-------- DATASET RECORDS --------

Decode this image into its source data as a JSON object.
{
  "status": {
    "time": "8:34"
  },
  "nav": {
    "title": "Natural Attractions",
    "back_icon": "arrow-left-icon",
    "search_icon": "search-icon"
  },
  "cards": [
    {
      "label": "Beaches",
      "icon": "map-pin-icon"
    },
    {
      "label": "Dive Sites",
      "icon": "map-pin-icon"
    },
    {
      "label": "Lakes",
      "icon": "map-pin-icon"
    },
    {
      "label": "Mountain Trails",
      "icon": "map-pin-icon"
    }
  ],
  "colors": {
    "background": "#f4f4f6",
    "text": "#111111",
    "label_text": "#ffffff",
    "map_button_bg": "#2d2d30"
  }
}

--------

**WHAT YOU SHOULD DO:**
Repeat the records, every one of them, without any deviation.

**RESPONSE AREA:**
Decode this image into its source data as a JSON object.
{
  "status": {
    "time": "8:34"
  },
  "nav": {
    "title": "Natural Attractions",
    "back_icon": "arrow-left-icon",
    "search_icon": "search-icon"
  },
  "cards": [
    {
      "label": "Beaches",
      "icon": "map-pin-icon"
    },
    {
      "label": "Dive Sites",
      "icon": "map-pin-icon"
    },
    {
      "label": "Lakes",
      "icon": "map-pin-icon"
    },
    {
      "label": "Mountain Trails",
      "icon": "map-pin-icon"
    }
  ],
  "colors": {
    "background": "#f4f4f6",
    "text": "#111111",
    "label_text": "#ffffff",
    "map_button_bg": "#2d2d30"
  }
}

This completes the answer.